REQUIREMENT:
The entries that follow should be reproduced exactly, with no images carried over.

AVAILABLE DATA: Begin

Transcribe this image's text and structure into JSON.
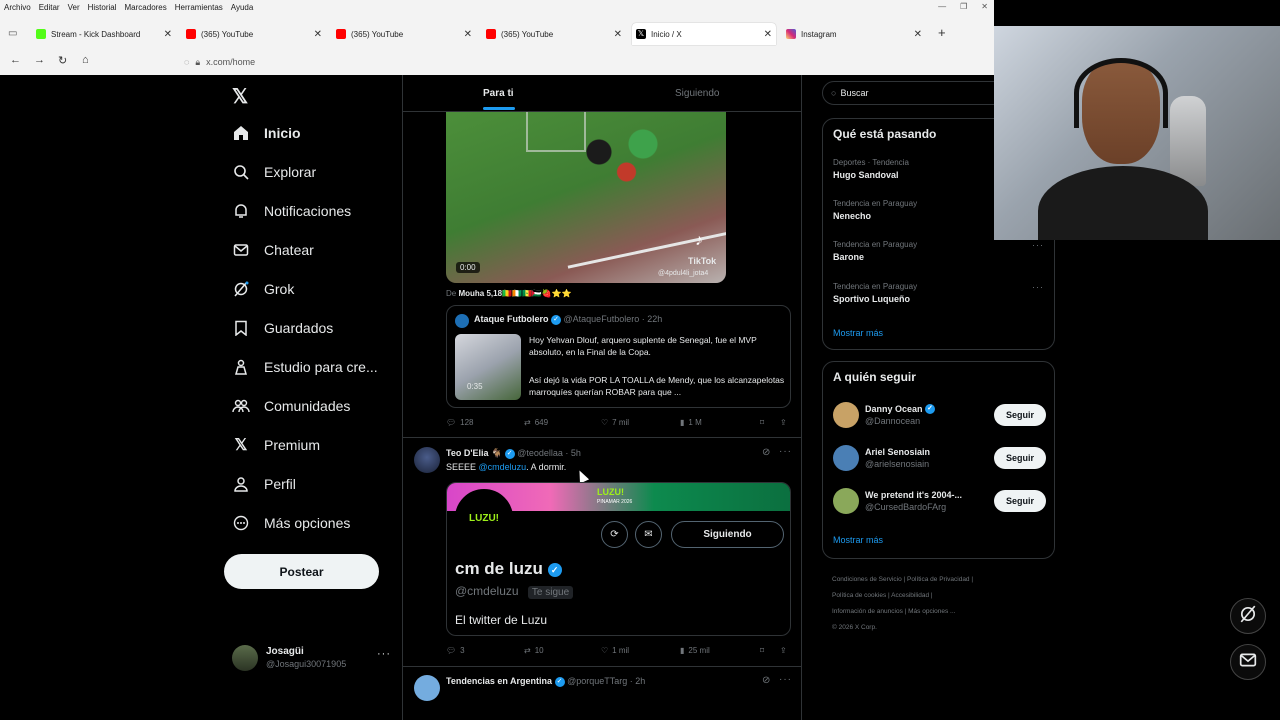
{
  "browser": {
    "menu": [
      "Archivo",
      "Editar",
      "Ver",
      "Historial",
      "Marcadores",
      "Herramientas",
      "Ayuda"
    ],
    "tabs": [
      {
        "title": "Stream - Kick Dashboard",
        "color": "#53fc18"
      },
      {
        "title": "(365) YouTube",
        "color": "#ff0000"
      },
      {
        "title": "(365) YouTube",
        "color": "#ff0000"
      },
      {
        "title": "(365) YouTube",
        "color": "#ff0000"
      },
      {
        "title": "Inicio / X",
        "color": "#000000"
      },
      {
        "title": "Instagram",
        "color": "#d62976"
      }
    ],
    "url": "x.com/home"
  },
  "nav": {
    "items": [
      "Inicio",
      "Explorar",
      "Notificaciones",
      "Chatear",
      "Grok",
      "Guardados",
      "Estudio para cre...",
      "Comunidades",
      "Premium",
      "Perfil",
      "Más opciones"
    ],
    "post_label": "Postear",
    "account_name": "Josagüi",
    "account_handle": "@Josagui30071905"
  },
  "feed": {
    "tab_for_you": "Para ti",
    "tab_following": "Siguiendo",
    "video_time": "0:00",
    "tiktok_label": "TikTok",
    "tiktok_handle": "@4pdul4li_jota4",
    "from_prefix": "De",
    "from_name": "Mouha 5,18🇲🇱🇨🇮🇸🇳🇵🇸🍓⭐⭐",
    "quote": {
      "name": "Ataque Futbolero",
      "handle": "@AtaqueFutbolero",
      "time": "· 22h",
      "text1": "Hoy Yehvan Dlouf, arquero suplente de Senegal, fue el MVP absoluto, en la Final de la Copa.",
      "text2": "Así dejó la vida POR LA TOALLA de Mendy, que los alcanzapelotas marroquíes querían ROBAR para que ...",
      "video_time": "0:35"
    },
    "post1_actions": {
      "replies": "128",
      "reposts": "649",
      "likes": "7 mil",
      "views": "1 M"
    },
    "post2": {
      "name": "Teo D'Elia 🐐",
      "handle": "@teodellaa",
      "time": "· 5h",
      "text_prefix": "SEEEE ",
      "mention": "@cmdeluzu",
      "text_suffix": ". A dormir.",
      "banner_text": "LUZU!",
      "banner_sub": "PINAMAR 2026",
      "avatar_text": "LUZU!",
      "following_label": "Siguiendo",
      "profile_name": "cm de luzu",
      "profile_handle": "@cmdeluzu",
      "follows_you": "Te sigue",
      "bio": "El twitter de Luzu",
      "actions": {
        "replies": "3",
        "reposts": "10",
        "likes": "1 mil",
        "views": "25 mil"
      }
    },
    "post3": {
      "name": "Tendencias en Argentina",
      "handle": "@porqueTTarg",
      "time": "· 2h"
    }
  },
  "right": {
    "search_placeholder": "Buscar",
    "trends_title": "Qué está pasando",
    "trends": [
      {
        "context": "Deportes · Tendencia",
        "name": "Hugo Sandoval"
      },
      {
        "context": "Tendencia en Paraguay",
        "name": "Nenecho"
      },
      {
        "context": "Tendencia en Paraguay",
        "name": "Barone"
      },
      {
        "context": "Tendencia en Paraguay",
        "name": "Sportivo Luqueño"
      }
    ],
    "show_more": "Mostrar más",
    "who_title": "A quién seguir",
    "who": [
      {
        "name": "Danny Ocean",
        "handle": "@Dannocean",
        "color": "#c8a266"
      },
      {
        "name": "Ariel Senosiain",
        "handle": "@arielsenosiain",
        "color": "#4a7fb5"
      },
      {
        "name": "We pretend it's 2004-...",
        "handle": "@CursedBardoFArg",
        "color": "#8aa85a"
      }
    ],
    "follow_label": "Seguir",
    "who_more": "Mostrar más",
    "footer": [
      "Condiciones de Servicio",
      "Política de Privacidad",
      "Política de cookies",
      "Accesibilidad",
      "Información de anuncios",
      "Más opciones ...",
      "© 2026 X Corp."
    ]
  }
}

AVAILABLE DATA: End

WRITTEN ANSWER:
Transcribe this image's text and structure into JSON.
{
  "browser": {
    "menu": [
      "Archivo",
      "Editar",
      "Ver",
      "Historial",
      "Marcadores",
      "Herramientas",
      "Ayuda"
    ],
    "tabs": [
      {
        "title": "Stream - Kick Dashboard",
        "color": "#53fc18"
      },
      {
        "title": "(365) YouTube",
        "color": "#ff0000"
      },
      {
        "title": "(365) YouTube",
        "color": "#ff0000"
      },
      {
        "title": "(365) YouTube",
        "color": "#ff0000"
      },
      {
        "title": "Inicio / X",
        "color": "#000000"
      },
      {
        "title": "Instagram",
        "color": "#d62976"
      }
    ],
    "url": "x.com/home"
  },
  "nav": {
    "items": [
      "Inicio",
      "Explorar",
      "Notificaciones",
      "Chatear",
      "Grok",
      "Guardados",
      "Estudio para cre...",
      "Comunidades",
      "Premium",
      "Perfil",
      "Más opciones"
    ],
    "post_label": "Postear",
    "account_name": "Josagüi",
    "account_handle": "@Josagui30071905"
  },
  "feed": {
    "tab_for_you": "Para ti",
    "tab_following": "Siguiendo",
    "video_time": "0:00",
    "tiktok_label": "TikTok",
    "tiktok_handle": "@4pdul4li_jota4",
    "from_prefix": "De",
    "from_name": "Mouha 5,18🇲🇱🇨🇮🇸🇳🇵🇸🍓⭐⭐",
    "quote": {
      "name": "Ataque Futbolero",
      "handle": "@AtaqueFutbolero",
      "time": "· 22h",
      "text1": "Hoy Yehvan Dlouf, arquero suplente de Senegal, fue el MVP absoluto, en la Final de la Copa.",
      "text2": "Así dejó la vida POR LA TOALLA de Mendy, que los alcanzapelotas marroquíes querían ROBAR para que ...",
      "video_time": "0:35"
    },
    "post1_actions": {
      "replies": "128",
      "reposts": "649",
      "likes": "7 mil",
      "views": "1 M"
    },
    "post2": {
      "name": "Teo D'Elia 🐐",
      "handle": "@teodellaa",
      "time": "· 5h",
      "text_prefix": "SEEEE ",
      "mention": "@cmdeluzu",
      "text_suffix": ". A dormir.",
      "banner_text": "LUZU!",
      "banner_sub": "PINAMAR 2026",
      "avatar_text": "LUZU!",
      "following_label": "Siguiendo",
      "profile_name": "cm de luzu",
      "profile_handle": "@cmdeluzu",
      "follows_you": "Te sigue",
      "bio": "El twitter de Luzu",
      "actions": {
        "replies": "3",
        "reposts": "10",
        "likes": "1 mil",
        "views": "25 mil"
      }
    },
    "post3": {
      "name": "Tendencias en Argentina",
      "handle": "@porqueTTarg",
      "time": "· 2h"
    }
  },
  "right": {
    "search_placeholder": "Buscar",
    "trends_title": "Qué está pasando",
    "trends": [
      {
        "context": "Deportes · Tendencia",
        "name": "Hugo Sandoval"
      },
      {
        "context": "Tendencia en Paraguay",
        "name": "Nenecho"
      },
      {
        "context": "Tendencia en Paraguay",
        "name": "Barone"
      },
      {
        "context": "Tendencia en Paraguay",
        "name": "Sportivo Luqueño"
      }
    ],
    "show_more": "Mostrar más",
    "who_title": "A quién seguir",
    "who": [
      {
        "name": "Danny Ocean",
        "handle": "@Dannocean",
        "color": "#c8a266"
      },
      {
        "name": "Ariel Senosiain",
        "handle": "@arielsenosiain",
        "color": "#4a7fb5"
      },
      {
        "name": "We pretend it's 2004-...",
        "handle": "@CursedBardoFArg",
        "color": "#8aa85a"
      }
    ],
    "follow_label": "Seguir",
    "who_more": "Mostrar más",
    "footer": [
      "Condiciones de Servicio",
      "Política de Privacidad",
      "Política de cookies",
      "Accesibilidad",
      "Información de anuncios",
      "Más opciones ...",
      "© 2026 X Corp."
    ]
  }
}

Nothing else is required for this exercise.